AIM OF THE EXERCISE: Only the pictures should be left out; repeat the rest of the data exactly.

App and web page records:

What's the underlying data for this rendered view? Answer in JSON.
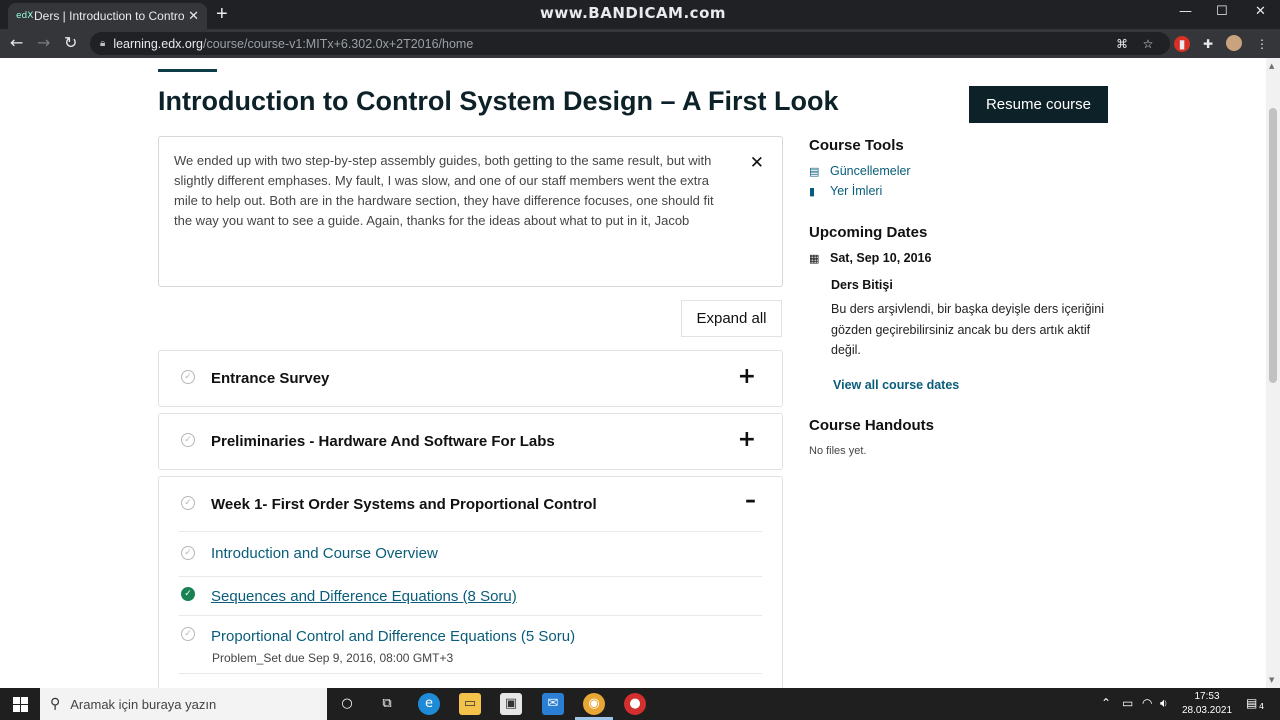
{
  "browser": {
    "tab_favicon": "edX",
    "tab_title": "Ders | Introduction to Control Sys",
    "new_tab": "+",
    "watermark": "www.BANDICAM.com",
    "url_host": "learning.edx.org",
    "url_path": "/course/course-v1:MITx+6.302.0x+2T2016/home",
    "window_controls": [
      "minimize-icon",
      "maximize-icon",
      "close-icon"
    ]
  },
  "course": {
    "title": "Introduction to Control System Design – A First Look",
    "resume_label": "Resume course",
    "expand_all_label": "Expand all"
  },
  "notice": {
    "text": "We ended up with two step-by-step assembly guides, both getting to the same result, but with slightly different emphases. My fault, I was slow, and one of our staff members went the extra mile to help out. Both are in the hardware section, they have difference focuses, one should fit the way you want to see a guide. Again, thanks for the ideas about what to put in it, Jacob"
  },
  "sections": [
    {
      "title": "Entrance Survey",
      "toggle": "+"
    },
    {
      "title": "Preliminaries - Hardware And Software For Labs",
      "toggle": "+"
    },
    {
      "title": "Week 1- First Order Systems and Proportional Control",
      "toggle": "–"
    }
  ],
  "subsections": [
    {
      "title": "Introduction and Course Overview",
      "completed": false
    },
    {
      "title": "Sequences and Difference Equations (8 Soru)",
      "completed": true
    },
    {
      "title": "Proportional Control and Difference Equations (5 Soru)",
      "completed": false,
      "meta": "Problem_Set due Sep 9, 2016, 08:00 GMT+3"
    }
  ],
  "sidebar": {
    "tools_heading": "Course Tools",
    "tools": [
      "Güncellemeler",
      "Yer İmleri"
    ],
    "dates_heading": "Upcoming Dates",
    "date": "Sat, Sep 10, 2016",
    "date_label": "Ders Bitişi",
    "date_desc": "Bu ders arşivlendi, bir başka deyişle ders içeriğini gözden geçirebilirsiniz ancak bu ders artık aktif değil.",
    "view_dates": "View all course dates",
    "handouts_heading": "Course Handouts",
    "handouts_empty": "No files yet."
  },
  "taskbar": {
    "search_placeholder": "Aramak için buraya yazın",
    "time": "17:53",
    "date": "28.03.2021",
    "notification_count": "4"
  }
}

EXERCISE SOLUTION:
What's the underlying data for this rendered view? Answer in JSON.
{
  "browser": {
    "tab_favicon": "edX",
    "tab_title": "Ders | Introduction to Control Sys",
    "new_tab": "+",
    "watermark": "www.BANDICAM.com",
    "url_host": "learning.edx.org",
    "url_path": "/course/course-v1:MITx+6.302.0x+2T2016/home",
    "window_controls": [
      "minimize-icon",
      "maximize-icon",
      "close-icon"
    ]
  },
  "course": {
    "title": "Introduction to Control System Design – A First Look",
    "resume_label": "Resume course",
    "expand_all_label": "Expand all"
  },
  "notice": {
    "text": "We ended up with two step-by-step assembly guides, both getting to the same result, but with slightly different emphases. My fault, I was slow, and one of our staff members went the extra mile to help out. Both are in the hardware section, they have difference focuses, one should fit the way you want to see a guide. Again, thanks for the ideas about what to put in it, Jacob"
  },
  "sections": [
    {
      "title": "Entrance Survey",
      "toggle": "+"
    },
    {
      "title": "Preliminaries - Hardware And Software For Labs",
      "toggle": "+"
    },
    {
      "title": "Week 1- First Order Systems and Proportional Control",
      "toggle": "–"
    }
  ],
  "subsections": [
    {
      "title": "Introduction and Course Overview",
      "completed": false
    },
    {
      "title": "Sequences and Difference Equations (8 Soru)",
      "completed": true
    },
    {
      "title": "Proportional Control and Difference Equations (5 Soru)",
      "completed": false,
      "meta": "Problem_Set due Sep 9, 2016, 08:00 GMT+3"
    }
  ],
  "sidebar": {
    "tools_heading": "Course Tools",
    "tools": [
      "Güncellemeler",
      "Yer İmleri"
    ],
    "dates_heading": "Upcoming Dates",
    "date": "Sat, Sep 10, 2016",
    "date_label": "Ders Bitişi",
    "date_desc": "Bu ders arşivlendi, bir başka deyişle ders içeriğini gözden geçirebilirsiniz ancak bu ders artık aktif değil.",
    "view_dates": "View all course dates",
    "handouts_heading": "Course Handouts",
    "handouts_empty": "No files yet."
  },
  "taskbar": {
    "search_placeholder": "Aramak için buraya yazın",
    "time": "17:53",
    "date": "28.03.2021",
    "notification_count": "4"
  }
}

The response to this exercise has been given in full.